### Task brief
Pull out every line in the data that has the string "JSON" in it.

╭──

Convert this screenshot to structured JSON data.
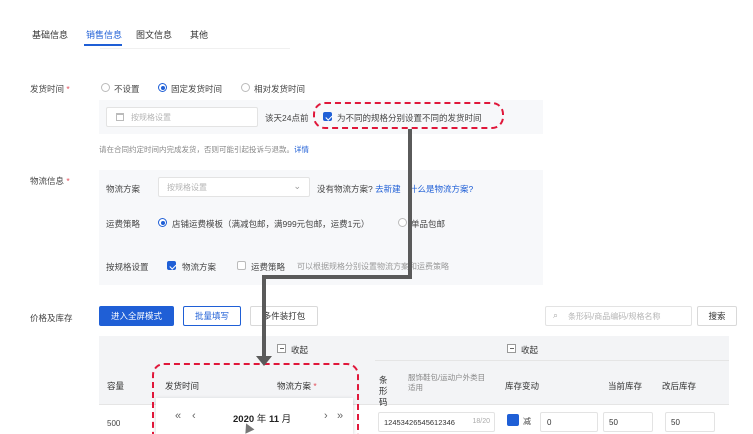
{
  "tabs": [
    {
      "label": "基础信息",
      "active": false
    },
    {
      "label": "销售信息",
      "active": true
    },
    {
      "label": "图文信息",
      "active": false
    },
    {
      "label": "其他",
      "active": false
    }
  ],
  "ship_time": {
    "label": "发货时间",
    "required_mark": "*",
    "options": [
      {
        "label": "不设置",
        "selected": false
      },
      {
        "label": "固定发货时间",
        "selected": true
      },
      {
        "label": "相对发货时间",
        "selected": false
      }
    ],
    "input_placeholder": "按规格设置",
    "suffix": "该天24点前",
    "per_spec_checkbox_label": "为不同的规格分别设置不同的发货时间",
    "per_spec_checked": true,
    "hint": "请在合同约定时间内完成发货，否则可能引起投诉与退款。",
    "hint_link": "详情"
  },
  "logistics": {
    "label": "物流信息",
    "required_mark": "*",
    "plan_label": "物流方案",
    "plan_placeholder": "按规格设置",
    "no_plan_text": "没有物流方案?",
    "create_link": "去新建",
    "what_link": "什么是物流方案?",
    "freight_label": "运费策略",
    "freight_options": [
      {
        "label": "店铺运费模板（满减包邮，满999元包邮，运费1元）",
        "selected": true
      },
      {
        "label": "单品包邮",
        "selected": false
      }
    ],
    "by_spec_label": "按规格设置",
    "by_spec_options": [
      {
        "label": "物流方案",
        "checked": true
      },
      {
        "label": "运费策略",
        "checked": false
      }
    ],
    "by_spec_hint": "可以根据规格分别设置物流方案和运费策略"
  },
  "price_stock": {
    "label": "价格及库存",
    "fullscreen_button": "进入全屏模式",
    "batch_button": "批量填写",
    "multi_pack_button": "多件装打包",
    "search_placeholder": "条形码/商品编码/规格名称",
    "search_button": "搜索",
    "group_collapse_1": "收起",
    "group_collapse_2": "收起",
    "columns": [
      "容量",
      "发货时间",
      "物流方案",
      "条形码",
      "服饰鞋包/运动户外类目适用",
      "库存变动",
      "当前库存",
      "改后库存"
    ],
    "logistics_required": "*",
    "row": {
      "capacity": "500",
      "barcode": "12453426545612346",
      "barcode_count": "18/20",
      "stock_change_op": "减",
      "stock_change_value": "0",
      "current_stock": "50",
      "new_stock": "50"
    }
  },
  "date_picker": {
    "year": "2020",
    "year_unit": "年",
    "month": "11",
    "month_unit": "月",
    "prev_year": "«",
    "prev_month": "‹",
    "next_month": "›",
    "next_year": "»"
  },
  "colors": {
    "accent": "#1f5fd6",
    "annotation": "#e0173a"
  }
}
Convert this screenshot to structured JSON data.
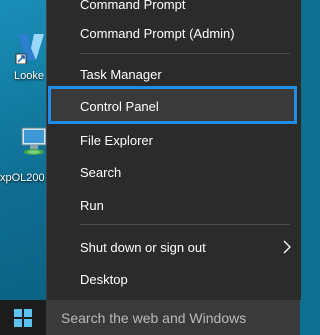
{
  "desktop": {
    "icons": [
      {
        "label": "Looke",
        "icon": "blue-shortcut-icon"
      },
      {
        "label": "xpOL200",
        "icon": "computer-icon"
      }
    ]
  },
  "menu": {
    "items": [
      {
        "label": "Command Prompt"
      },
      {
        "label": "Command Prompt (Admin)"
      },
      {
        "label": "Task Manager"
      },
      {
        "label": "Control Panel"
      },
      {
        "label": "File Explorer"
      },
      {
        "label": "Search"
      },
      {
        "label": "Run"
      },
      {
        "label": "Shut down or sign out"
      },
      {
        "label": "Desktop"
      }
    ],
    "highlighted": "Control Panel",
    "highlight_color": "#1e8ee8",
    "submenu_indicator": "chevron-right-icon"
  },
  "taskbar": {
    "start_icon": "windows-logo-icon",
    "search_placeholder": "Search the web and Windows"
  }
}
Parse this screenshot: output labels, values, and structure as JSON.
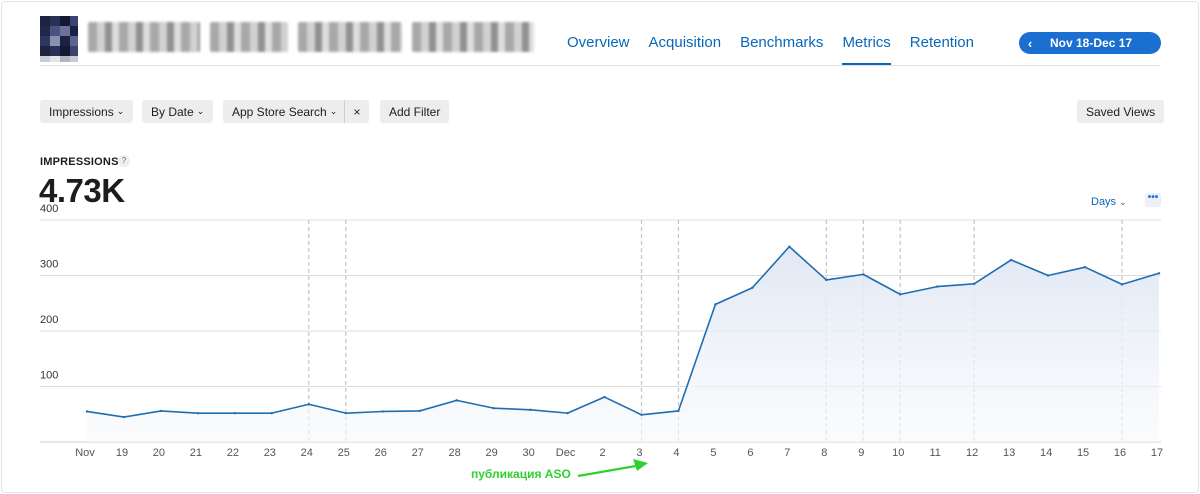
{
  "nav": {
    "tabs": [
      {
        "label": "Overview",
        "active": false
      },
      {
        "label": "Acquisition",
        "active": false
      },
      {
        "label": "Benchmarks",
        "active": false
      },
      {
        "label": "Metrics",
        "active": true
      },
      {
        "label": "Retention",
        "active": false
      }
    ],
    "date_range": "Nov 18-Dec 17",
    "prev_icon": "chevron-left-icon"
  },
  "filters": {
    "metric": "Impressions",
    "grouping": "By Date",
    "source": "App Store Search",
    "remove": "×",
    "add_filter": "Add Filter",
    "saved_views": "Saved Views"
  },
  "metric": {
    "label": "IMPRESSIONS",
    "help": "?",
    "value": "4.73K",
    "period": "Days",
    "more": "•••"
  },
  "colors": {
    "accent": "#0a67b8",
    "date_button": "#1a6fd1",
    "line": "#1f6db2",
    "area": "#e9eef6",
    "annotation": "#2fd12f"
  },
  "annotation": {
    "text": "публикация ASO"
  },
  "chart_data": {
    "type": "area",
    "x": [
      "Nov 18",
      "Nov 19",
      "Nov 20",
      "Nov 21",
      "Nov 22",
      "Nov 23",
      "Nov 24",
      "Nov 25",
      "Nov 26",
      "Nov 27",
      "Nov 28",
      "Nov 29",
      "Nov 30",
      "Dec 1",
      "Dec 2",
      "Dec 3",
      "Dec 4",
      "Dec 5",
      "Dec 6",
      "Dec 7",
      "Dec 8",
      "Dec 9",
      "Dec 10",
      "Dec 11",
      "Dec 12",
      "Dec 13",
      "Dec 14",
      "Dec 15",
      "Dec 16",
      "Dec 17"
    ],
    "tick_labels": [
      "Nov",
      "19",
      "20",
      "21",
      "22",
      "23",
      "24",
      "25",
      "26",
      "27",
      "28",
      "29",
      "30",
      "Dec",
      "2",
      "3",
      "4",
      "5",
      "6",
      "7",
      "8",
      "9",
      "10",
      "11",
      "12",
      "13",
      "14",
      "15",
      "16",
      "17"
    ],
    "series": [
      {
        "values": [
          55,
          45,
          56,
          52,
          52,
          52,
          68,
          52,
          55,
          56,
          75,
          61,
          58,
          52,
          81,
          49,
          56,
          248,
          278,
          352,
          292,
          302,
          266,
          280,
          285,
          328,
          300,
          315,
          284,
          304
        ]
      }
    ],
    "ylim": [
      0,
      400
    ],
    "yticks": [
      100,
      200,
      300,
      400
    ],
    "dashed_x_indices": [
      6,
      7,
      15,
      16,
      20,
      21,
      22,
      24,
      28
    ],
    "grid": true,
    "title": "",
    "xlabel": "",
    "ylabel": ""
  }
}
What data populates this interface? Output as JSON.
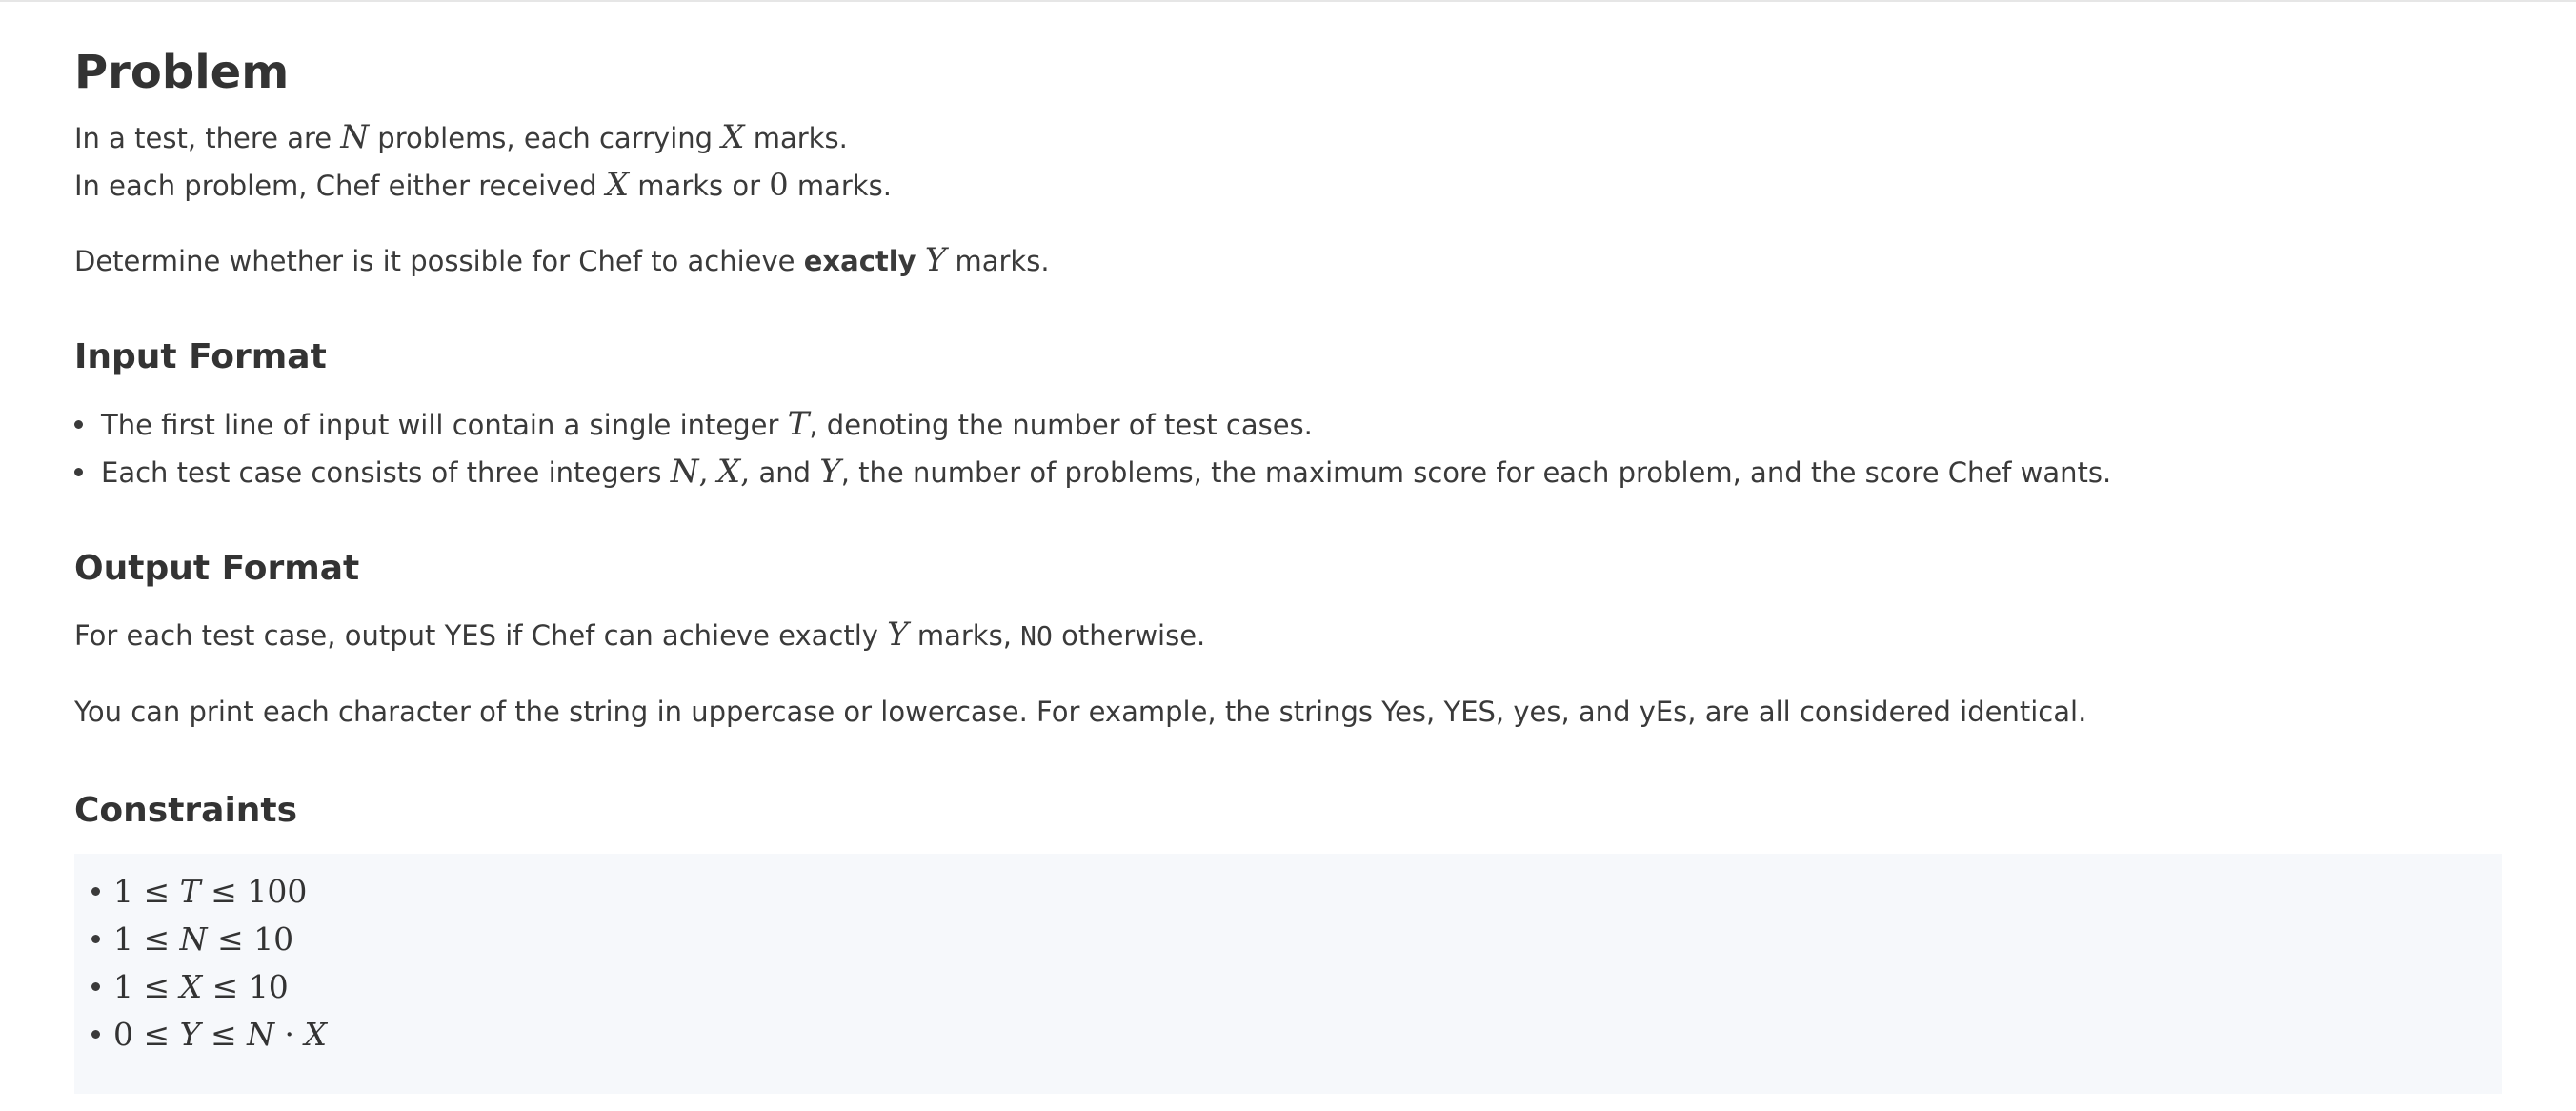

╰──

### Response below
Convert this screenshot to structured JSON data.
Convert this screenshot to structured JSON data.
Parse this screenshot: output labels, values, and structure as JSON.
What data populates this interface? Output as JSON.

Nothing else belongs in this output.